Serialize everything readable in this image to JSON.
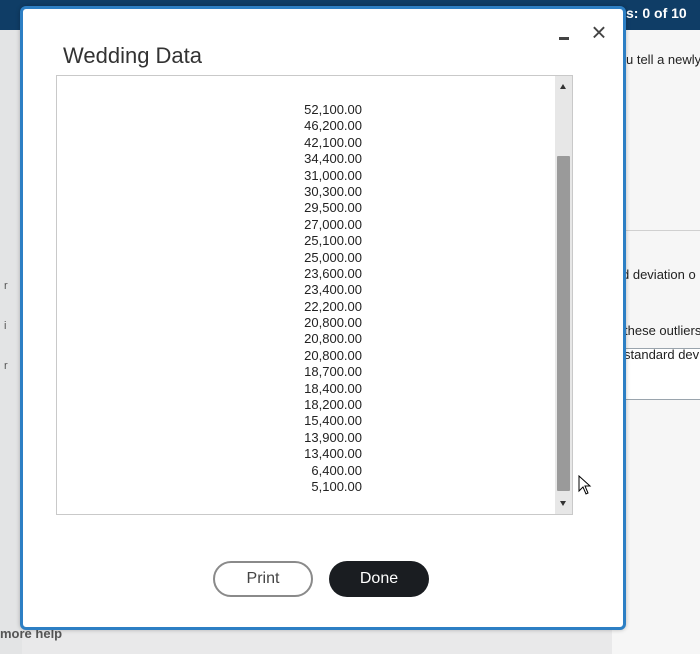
{
  "window": {
    "title": "Wedding Data"
  },
  "data_list": {
    "values": [
      "52,100.00",
      "46,200.00",
      "42,100.00",
      "34,400.00",
      "31,000.00",
      "30,300.00",
      "29,500.00",
      "27,000.00",
      "25,100.00",
      "25,000.00",
      "23,600.00",
      "23,400.00",
      "22,200.00",
      "20,800.00",
      "20,800.00",
      "20,800.00",
      "18,700.00",
      "18,400.00",
      "18,200.00",
      "15,400.00",
      "13,900.00",
      "13,400.00",
      "6,400.00",
      "5,100.00"
    ]
  },
  "buttons": {
    "print_label": "Print",
    "done_label": "Done"
  },
  "icons": {
    "minimize": "minimize-icon",
    "close": "close-icon",
    "close_glyph": "×"
  },
  "background": {
    "score_text": "s: 0 of 10",
    "snippet_1": "u tell a newly",
    "snippet_2": "d deviation o",
    "snippet_3": "these outliers",
    "snippet_4": "standard dev",
    "bottom_text": "more help"
  },
  "colors": {
    "dialog_border": "#2d7fc4",
    "done_button": "#1a1d21",
    "topbar": "#0f3d66"
  }
}
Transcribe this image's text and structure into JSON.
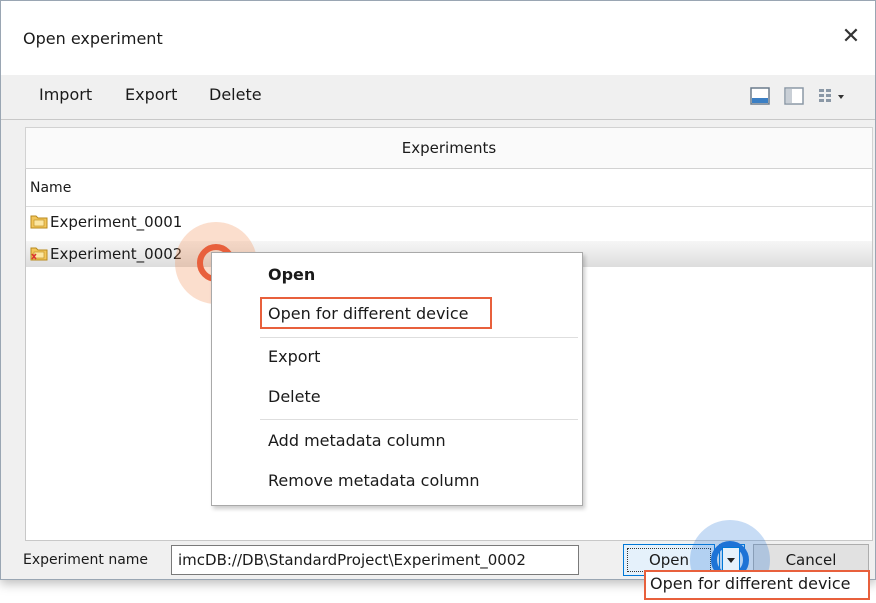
{
  "window": {
    "title": "Open experiment",
    "close_glyph": "✕"
  },
  "toolbar": {
    "import_label": "Import",
    "export_label": "Export",
    "delete_label": "Delete"
  },
  "panel": {
    "header": "Experiments",
    "column_name": "Name"
  },
  "experiments": [
    {
      "name": "Experiment_0001"
    },
    {
      "name": "Experiment_0002"
    }
  ],
  "context_menu": {
    "items": [
      {
        "label": "Open"
      },
      {
        "label": "Open for different device"
      },
      {
        "label": "Export"
      },
      {
        "label": "Delete"
      },
      {
        "label": "Add metadata column"
      },
      {
        "label": "Remove metadata column"
      }
    ]
  },
  "footer": {
    "name_label": "Experiment name",
    "name_value": "imcDB://DB\\StandardProject\\Experiment_0002",
    "open_label": "Open",
    "cancel_label": "Cancel",
    "dropdown_item": "Open for different device"
  },
  "colors": {
    "highlight": "#e8603c",
    "click_orange": "#f08a4b",
    "click_blue": "#1e73d6"
  }
}
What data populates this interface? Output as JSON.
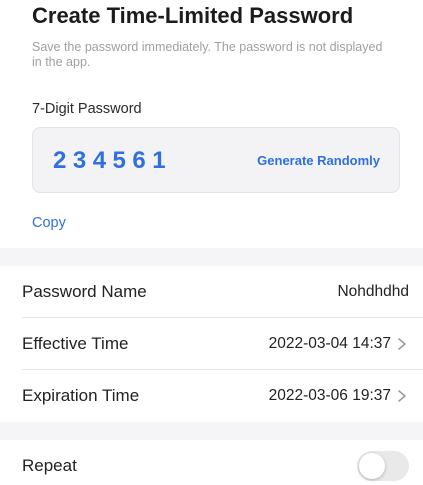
{
  "header": {
    "title": "Create Time-Limited Password",
    "subtitle": "Save the password immediately. The password is not displayed in the app."
  },
  "password": {
    "label": "7-Digit Password",
    "digits": "234561",
    "generate_label": "Generate Randomly",
    "copy_label": "Copy"
  },
  "settings": {
    "name": {
      "label": "Password Name",
      "value": "Nohdhdhd"
    },
    "effective": {
      "label": "Effective Time",
      "value": "2022-03-04 14:37"
    },
    "expiration": {
      "label": "Expiration Time",
      "value": "2022-03-06 19:37"
    },
    "repeat": {
      "label": "Repeat",
      "enabled": false
    }
  },
  "icons": {
    "chevron": "chevron-right-icon",
    "toggle": "toggle-switch"
  },
  "colors": {
    "accent": "#2f6fde",
    "muted_text": "#a0a0a0",
    "section_background": "#f5f5f7",
    "toggle_off": "#e9e9ea"
  }
}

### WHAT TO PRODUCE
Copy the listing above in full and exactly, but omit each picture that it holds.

### RESPONSE AREA
Serialize everything readable in this image to JSON.
{
  "window": {
    "title": "Wedding Data"
  },
  "data_list": {
    "values": [
      "52,100.00",
      "46,200.00",
      "42,100.00",
      "34,400.00",
      "31,000.00",
      "30,300.00",
      "29,500.00",
      "27,000.00",
      "25,100.00",
      "25,000.00",
      "23,600.00",
      "23,400.00",
      "22,200.00",
      "20,800.00",
      "20,800.00",
      "20,800.00",
      "18,700.00",
      "18,400.00",
      "18,200.00",
      "15,400.00",
      "13,900.00",
      "13,400.00",
      "6,400.00",
      "5,100.00"
    ]
  },
  "buttons": {
    "print_label": "Print",
    "done_label": "Done"
  },
  "icons": {
    "minimize": "minimize-icon",
    "close": "close-icon",
    "close_glyph": "×"
  },
  "background": {
    "score_text": "s: 0 of 10",
    "snippet_1": "u tell a newly",
    "snippet_2": "d deviation o",
    "snippet_3": "these outliers",
    "snippet_4": "standard dev",
    "bottom_text": "more help"
  },
  "colors": {
    "dialog_border": "#2d7fc4",
    "done_button": "#1a1d21",
    "topbar": "#0f3d66"
  }
}
Transcribe this image's text and structure into JSON.
{
  "window": {
    "title": "Open experiment",
    "close_glyph": "✕"
  },
  "toolbar": {
    "import_label": "Import",
    "export_label": "Export",
    "delete_label": "Delete"
  },
  "panel": {
    "header": "Experiments",
    "column_name": "Name"
  },
  "experiments": [
    {
      "name": "Experiment_0001"
    },
    {
      "name": "Experiment_0002"
    }
  ],
  "context_menu": {
    "items": [
      {
        "label": "Open"
      },
      {
        "label": "Open for different device"
      },
      {
        "label": "Export"
      },
      {
        "label": "Delete"
      },
      {
        "label": "Add metadata column"
      },
      {
        "label": "Remove metadata column"
      }
    ]
  },
  "footer": {
    "name_label": "Experiment name",
    "name_value": "imcDB://DB\\StandardProject\\Experiment_0002",
    "open_label": "Open",
    "cancel_label": "Cancel",
    "dropdown_item": "Open for different device"
  },
  "colors": {
    "highlight": "#e8603c",
    "click_orange": "#f08a4b",
    "click_blue": "#1e73d6"
  }
}
What data populates this interface? Output as JSON.
{
  "header": {
    "title": "Create Time-Limited Password",
    "subtitle": "Save the password immediately. The password is not displayed in the app."
  },
  "password": {
    "label": "7-Digit Password",
    "digits": "234561",
    "generate_label": "Generate Randomly",
    "copy_label": "Copy"
  },
  "settings": {
    "name": {
      "label": "Password Name",
      "value": "Nohdhdhd"
    },
    "effective": {
      "label": "Effective Time",
      "value": "2022-03-04 14:37"
    },
    "expiration": {
      "label": "Expiration Time",
      "value": "2022-03-06 19:37"
    },
    "repeat": {
      "label": "Repeat",
      "enabled": false
    }
  },
  "icons": {
    "chevron": "chevron-right-icon",
    "toggle": "toggle-switch"
  },
  "colors": {
    "accent": "#2f6fde",
    "muted_text": "#a0a0a0",
    "section_background": "#f5f5f7",
    "toggle_off": "#e9e9ea"
  }
}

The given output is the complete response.